(Required action): Please return all of the data exactly as written.

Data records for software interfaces
* * *

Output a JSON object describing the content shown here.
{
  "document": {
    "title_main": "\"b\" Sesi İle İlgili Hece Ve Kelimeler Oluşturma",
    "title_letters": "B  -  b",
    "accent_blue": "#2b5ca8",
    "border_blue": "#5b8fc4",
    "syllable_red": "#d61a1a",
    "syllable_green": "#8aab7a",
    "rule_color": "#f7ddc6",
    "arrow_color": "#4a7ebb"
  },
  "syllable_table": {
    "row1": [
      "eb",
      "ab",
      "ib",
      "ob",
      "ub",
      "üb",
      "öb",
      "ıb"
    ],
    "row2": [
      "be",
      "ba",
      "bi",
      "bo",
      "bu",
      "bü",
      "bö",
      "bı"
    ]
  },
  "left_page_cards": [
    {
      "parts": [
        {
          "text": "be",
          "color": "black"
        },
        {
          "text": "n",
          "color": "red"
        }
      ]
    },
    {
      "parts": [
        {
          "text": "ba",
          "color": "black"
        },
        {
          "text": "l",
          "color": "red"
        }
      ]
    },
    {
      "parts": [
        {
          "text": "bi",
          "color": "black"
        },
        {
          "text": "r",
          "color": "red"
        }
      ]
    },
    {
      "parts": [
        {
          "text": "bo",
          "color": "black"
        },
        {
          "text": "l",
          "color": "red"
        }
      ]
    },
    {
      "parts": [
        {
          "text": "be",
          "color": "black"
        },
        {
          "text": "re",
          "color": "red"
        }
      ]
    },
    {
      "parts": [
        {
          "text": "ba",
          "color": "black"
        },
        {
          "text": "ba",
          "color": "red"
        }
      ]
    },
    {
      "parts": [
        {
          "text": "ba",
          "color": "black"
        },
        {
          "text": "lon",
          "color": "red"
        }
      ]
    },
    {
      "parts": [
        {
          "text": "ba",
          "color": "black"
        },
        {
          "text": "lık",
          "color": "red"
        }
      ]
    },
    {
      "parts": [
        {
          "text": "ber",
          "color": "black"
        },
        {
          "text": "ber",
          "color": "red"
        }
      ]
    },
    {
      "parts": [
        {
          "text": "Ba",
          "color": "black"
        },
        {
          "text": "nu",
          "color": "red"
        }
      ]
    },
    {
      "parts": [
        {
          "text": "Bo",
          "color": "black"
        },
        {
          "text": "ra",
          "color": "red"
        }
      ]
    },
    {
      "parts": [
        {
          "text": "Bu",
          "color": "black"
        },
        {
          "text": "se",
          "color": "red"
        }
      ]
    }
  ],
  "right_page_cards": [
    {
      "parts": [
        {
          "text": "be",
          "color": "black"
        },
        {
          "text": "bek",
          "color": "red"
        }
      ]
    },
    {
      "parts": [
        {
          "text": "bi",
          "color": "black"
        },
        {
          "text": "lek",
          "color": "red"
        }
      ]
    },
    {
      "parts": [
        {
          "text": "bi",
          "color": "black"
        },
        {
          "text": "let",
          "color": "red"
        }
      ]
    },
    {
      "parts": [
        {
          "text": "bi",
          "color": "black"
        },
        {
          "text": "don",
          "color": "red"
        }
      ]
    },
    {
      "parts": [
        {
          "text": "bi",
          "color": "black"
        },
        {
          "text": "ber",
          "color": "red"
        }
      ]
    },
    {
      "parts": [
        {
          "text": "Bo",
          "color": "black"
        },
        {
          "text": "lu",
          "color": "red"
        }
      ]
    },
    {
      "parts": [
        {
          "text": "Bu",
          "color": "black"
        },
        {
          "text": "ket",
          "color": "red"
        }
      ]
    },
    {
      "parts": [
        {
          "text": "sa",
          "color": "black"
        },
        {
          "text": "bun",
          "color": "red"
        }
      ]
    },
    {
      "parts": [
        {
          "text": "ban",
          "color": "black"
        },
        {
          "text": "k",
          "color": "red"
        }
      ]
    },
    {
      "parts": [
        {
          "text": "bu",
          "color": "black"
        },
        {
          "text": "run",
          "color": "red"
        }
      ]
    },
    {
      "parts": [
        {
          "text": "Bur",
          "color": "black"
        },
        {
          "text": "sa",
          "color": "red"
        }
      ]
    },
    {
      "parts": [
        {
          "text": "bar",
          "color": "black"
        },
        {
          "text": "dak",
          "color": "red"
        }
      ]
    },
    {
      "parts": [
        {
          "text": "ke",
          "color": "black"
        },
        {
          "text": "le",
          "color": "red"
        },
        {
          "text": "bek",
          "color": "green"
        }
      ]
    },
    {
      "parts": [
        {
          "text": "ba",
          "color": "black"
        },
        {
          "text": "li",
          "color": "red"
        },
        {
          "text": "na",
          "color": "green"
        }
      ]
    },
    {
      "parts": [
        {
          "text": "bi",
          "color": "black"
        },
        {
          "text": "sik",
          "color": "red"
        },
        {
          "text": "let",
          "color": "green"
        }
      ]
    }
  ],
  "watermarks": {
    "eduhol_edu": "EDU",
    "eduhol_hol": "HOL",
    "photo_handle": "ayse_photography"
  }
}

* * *

(Written response):
Output a JSON object describing the content shown here.
{
  "document": {
    "title_main": "\"b\" Sesi İle İlgili Hece Ve Kelimeler Oluşturma",
    "title_letters": "B  -  b",
    "accent_blue": "#2b5ca8",
    "border_blue": "#5b8fc4",
    "syllable_red": "#d61a1a",
    "syllable_green": "#8aab7a",
    "rule_color": "#f7ddc6",
    "arrow_color": "#4a7ebb"
  },
  "syllable_table": {
    "row1": [
      "eb",
      "ab",
      "ib",
      "ob",
      "ub",
      "üb",
      "öb",
      "ıb"
    ],
    "row2": [
      "be",
      "ba",
      "bi",
      "bo",
      "bu",
      "bü",
      "bö",
      "bı"
    ]
  },
  "left_page_cards": [
    {
      "parts": [
        {
          "text": "be",
          "color": "black"
        },
        {
          "text": "n",
          "color": "red"
        }
      ]
    },
    {
      "parts": [
        {
          "text": "ba",
          "color": "black"
        },
        {
          "text": "l",
          "color": "red"
        }
      ]
    },
    {
      "parts": [
        {
          "text": "bi",
          "color": "black"
        },
        {
          "text": "r",
          "color": "red"
        }
      ]
    },
    {
      "parts": [
        {
          "text": "bo",
          "color": "black"
        },
        {
          "text": "l",
          "color": "red"
        }
      ]
    },
    {
      "parts": [
        {
          "text": "be",
          "color": "black"
        },
        {
          "text": "re",
          "color": "red"
        }
      ]
    },
    {
      "parts": [
        {
          "text": "ba",
          "color": "black"
        },
        {
          "text": "ba",
          "color": "red"
        }
      ]
    },
    {
      "parts": [
        {
          "text": "ba",
          "color": "black"
        },
        {
          "text": "lon",
          "color": "red"
        }
      ]
    },
    {
      "parts": [
        {
          "text": "ba",
          "color": "black"
        },
        {
          "text": "lık",
          "color": "red"
        }
      ]
    },
    {
      "parts": [
        {
          "text": "ber",
          "color": "black"
        },
        {
          "text": "ber",
          "color": "red"
        }
      ]
    },
    {
      "parts": [
        {
          "text": "Ba",
          "color": "black"
        },
        {
          "text": "nu",
          "color": "red"
        }
      ]
    },
    {
      "parts": [
        {
          "text": "Bo",
          "color": "black"
        },
        {
          "text": "ra",
          "color": "red"
        }
      ]
    },
    {
      "parts": [
        {
          "text": "Bu",
          "color": "black"
        },
        {
          "text": "se",
          "color": "red"
        }
      ]
    }
  ],
  "right_page_cards": [
    {
      "parts": [
        {
          "text": "be",
          "color": "black"
        },
        {
          "text": "bek",
          "color": "red"
        }
      ]
    },
    {
      "parts": [
        {
          "text": "bi",
          "color": "black"
        },
        {
          "text": "lek",
          "color": "red"
        }
      ]
    },
    {
      "parts": [
        {
          "text": "bi",
          "color": "black"
        },
        {
          "text": "let",
          "color": "red"
        }
      ]
    },
    {
      "parts": [
        {
          "text": "bi",
          "color": "black"
        },
        {
          "text": "don",
          "color": "red"
        }
      ]
    },
    {
      "parts": [
        {
          "text": "bi",
          "color": "black"
        },
        {
          "text": "ber",
          "color": "red"
        }
      ]
    },
    {
      "parts": [
        {
          "text": "Bo",
          "color": "black"
        },
        {
          "text": "lu",
          "color": "red"
        }
      ]
    },
    {
      "parts": [
        {
          "text": "Bu",
          "color": "black"
        },
        {
          "text": "ket",
          "color": "red"
        }
      ]
    },
    {
      "parts": [
        {
          "text": "sa",
          "color": "black"
        },
        {
          "text": "bun",
          "color": "red"
        }
      ]
    },
    {
      "parts": [
        {
          "text": "ban",
          "color": "black"
        },
        {
          "text": "k",
          "color": "red"
        }
      ]
    },
    {
      "parts": [
        {
          "text": "bu",
          "color": "black"
        },
        {
          "text": "run",
          "color": "red"
        }
      ]
    },
    {
      "parts": [
        {
          "text": "Bur",
          "color": "black"
        },
        {
          "text": "sa",
          "color": "red"
        }
      ]
    },
    {
      "parts": [
        {
          "text": "bar",
          "color": "black"
        },
        {
          "text": "dak",
          "color": "red"
        }
      ]
    },
    {
      "parts": [
        {
          "text": "ke",
          "color": "black"
        },
        {
          "text": "le",
          "color": "red"
        },
        {
          "text": "bek",
          "color": "green"
        }
      ]
    },
    {
      "parts": [
        {
          "text": "ba",
          "color": "black"
        },
        {
          "text": "li",
          "color": "red"
        },
        {
          "text": "na",
          "color": "green"
        }
      ]
    },
    {
      "parts": [
        {
          "text": "bi",
          "color": "black"
        },
        {
          "text": "sik",
          "color": "red"
        },
        {
          "text": "let",
          "color": "green"
        }
      ]
    }
  ],
  "watermarks": {
    "eduhol_edu": "EDU",
    "eduhol_hol": "HOL",
    "photo_handle": "ayse_photography"
  }
}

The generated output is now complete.